(Dataset rows for apps and sites)
▽
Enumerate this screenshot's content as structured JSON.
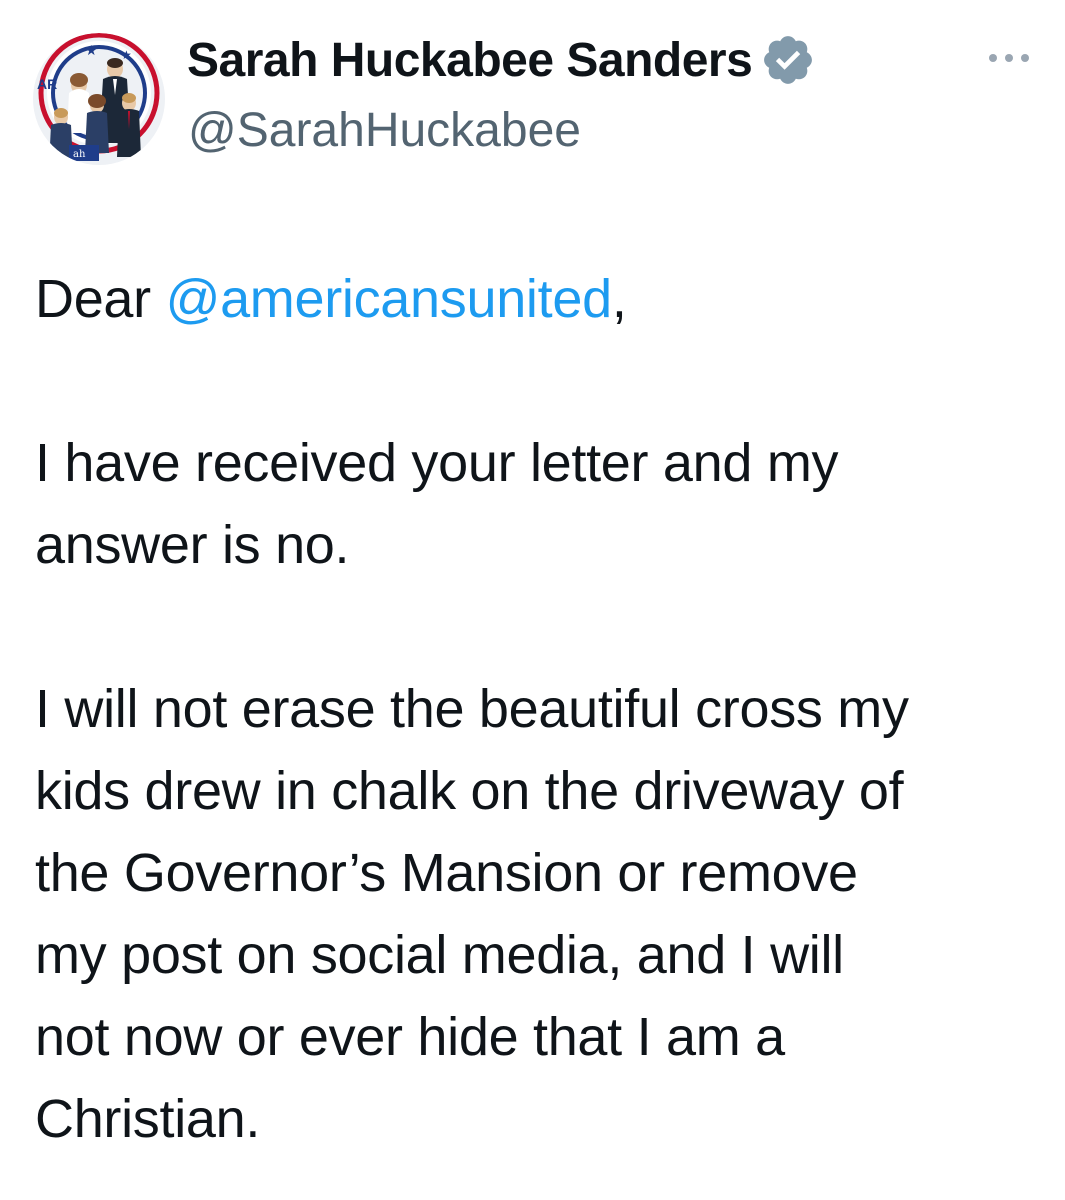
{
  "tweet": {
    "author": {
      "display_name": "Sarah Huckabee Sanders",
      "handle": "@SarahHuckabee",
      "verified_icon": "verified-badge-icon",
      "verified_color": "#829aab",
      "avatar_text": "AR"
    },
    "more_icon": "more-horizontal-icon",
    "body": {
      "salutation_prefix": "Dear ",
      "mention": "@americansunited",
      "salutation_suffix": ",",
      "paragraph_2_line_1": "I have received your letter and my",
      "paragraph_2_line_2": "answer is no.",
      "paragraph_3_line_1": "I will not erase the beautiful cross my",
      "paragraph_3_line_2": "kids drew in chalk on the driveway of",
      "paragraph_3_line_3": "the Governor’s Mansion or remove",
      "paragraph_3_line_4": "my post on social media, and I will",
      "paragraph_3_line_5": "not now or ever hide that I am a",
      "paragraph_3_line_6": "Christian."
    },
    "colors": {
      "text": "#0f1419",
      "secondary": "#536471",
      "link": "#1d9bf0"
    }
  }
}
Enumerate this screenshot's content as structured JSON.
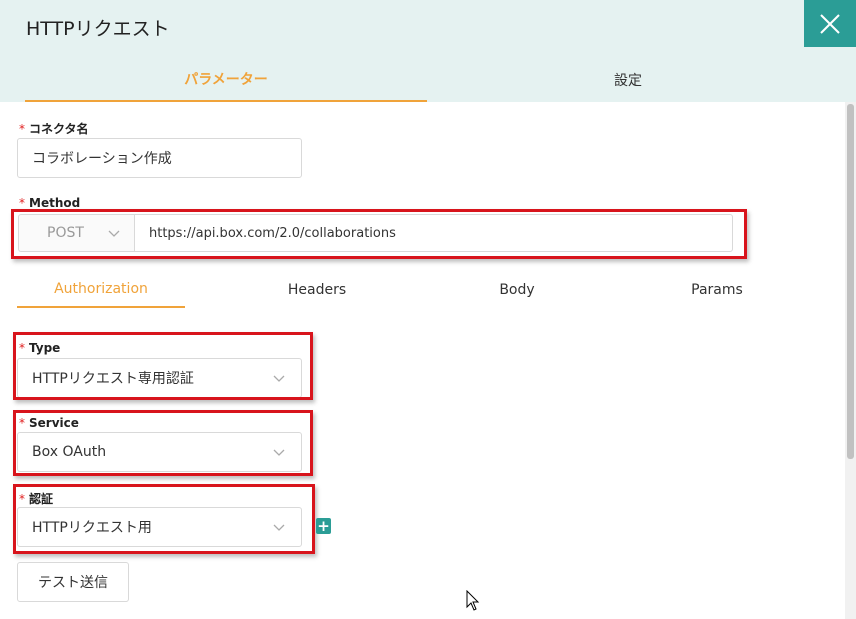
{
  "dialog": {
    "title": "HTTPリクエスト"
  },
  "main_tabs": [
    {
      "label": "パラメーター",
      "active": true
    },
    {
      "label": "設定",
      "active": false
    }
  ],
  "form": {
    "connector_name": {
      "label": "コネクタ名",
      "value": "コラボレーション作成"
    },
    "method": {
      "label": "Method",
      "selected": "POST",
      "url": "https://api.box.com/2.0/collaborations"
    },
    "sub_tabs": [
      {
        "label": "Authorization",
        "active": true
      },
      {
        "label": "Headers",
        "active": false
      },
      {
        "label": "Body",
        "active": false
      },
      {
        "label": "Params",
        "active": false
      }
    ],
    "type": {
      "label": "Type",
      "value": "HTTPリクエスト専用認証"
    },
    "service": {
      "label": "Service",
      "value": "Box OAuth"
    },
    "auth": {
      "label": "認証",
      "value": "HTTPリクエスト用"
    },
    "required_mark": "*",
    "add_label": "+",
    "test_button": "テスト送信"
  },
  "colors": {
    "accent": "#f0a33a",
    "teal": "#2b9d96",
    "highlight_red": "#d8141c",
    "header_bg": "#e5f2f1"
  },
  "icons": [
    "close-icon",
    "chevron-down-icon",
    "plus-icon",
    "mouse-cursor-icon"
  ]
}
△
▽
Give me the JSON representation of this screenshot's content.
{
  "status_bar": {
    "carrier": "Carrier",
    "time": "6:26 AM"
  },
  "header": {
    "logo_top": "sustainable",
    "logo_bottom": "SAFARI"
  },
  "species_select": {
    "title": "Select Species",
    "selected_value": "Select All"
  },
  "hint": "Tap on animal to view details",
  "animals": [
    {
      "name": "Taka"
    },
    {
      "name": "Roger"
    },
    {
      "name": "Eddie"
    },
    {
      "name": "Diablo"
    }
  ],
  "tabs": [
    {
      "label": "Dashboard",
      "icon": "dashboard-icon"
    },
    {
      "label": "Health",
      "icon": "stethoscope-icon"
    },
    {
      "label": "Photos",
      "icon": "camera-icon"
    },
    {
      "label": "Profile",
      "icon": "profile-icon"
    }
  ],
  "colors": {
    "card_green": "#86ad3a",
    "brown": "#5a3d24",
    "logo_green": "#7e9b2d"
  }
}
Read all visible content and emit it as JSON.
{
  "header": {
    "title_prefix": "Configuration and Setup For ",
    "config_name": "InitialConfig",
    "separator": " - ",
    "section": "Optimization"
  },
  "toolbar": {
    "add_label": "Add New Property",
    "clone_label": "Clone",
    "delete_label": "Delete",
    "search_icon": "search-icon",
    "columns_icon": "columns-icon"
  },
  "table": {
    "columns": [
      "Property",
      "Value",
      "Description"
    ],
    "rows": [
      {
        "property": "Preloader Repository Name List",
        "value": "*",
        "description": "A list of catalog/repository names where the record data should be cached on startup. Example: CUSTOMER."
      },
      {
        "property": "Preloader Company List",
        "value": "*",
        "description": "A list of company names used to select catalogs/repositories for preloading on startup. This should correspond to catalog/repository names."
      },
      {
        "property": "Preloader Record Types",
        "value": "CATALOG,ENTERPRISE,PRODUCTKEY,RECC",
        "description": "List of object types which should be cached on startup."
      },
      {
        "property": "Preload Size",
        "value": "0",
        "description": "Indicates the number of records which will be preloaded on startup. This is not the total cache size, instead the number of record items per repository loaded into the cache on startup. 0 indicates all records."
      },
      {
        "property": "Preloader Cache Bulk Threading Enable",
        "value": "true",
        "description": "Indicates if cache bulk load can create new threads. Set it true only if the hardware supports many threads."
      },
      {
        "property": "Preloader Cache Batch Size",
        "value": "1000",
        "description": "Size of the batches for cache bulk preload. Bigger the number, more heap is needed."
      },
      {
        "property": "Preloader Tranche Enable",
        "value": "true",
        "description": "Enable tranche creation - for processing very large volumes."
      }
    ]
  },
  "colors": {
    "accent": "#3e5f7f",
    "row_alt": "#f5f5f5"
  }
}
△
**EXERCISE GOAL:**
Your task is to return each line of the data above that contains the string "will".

**EXERCISE ANSWER:**
      "paragraph_3_line_1": "I will not erase the beautiful cross my",
      "paragraph_3_line_4": "my post on social media, and I will",
        "description": "Indicates the number of records which will be preloaded on startup. This is not the total cache size, instead the number of record items per repository loaded into the cache on startup. 0 indicates all records."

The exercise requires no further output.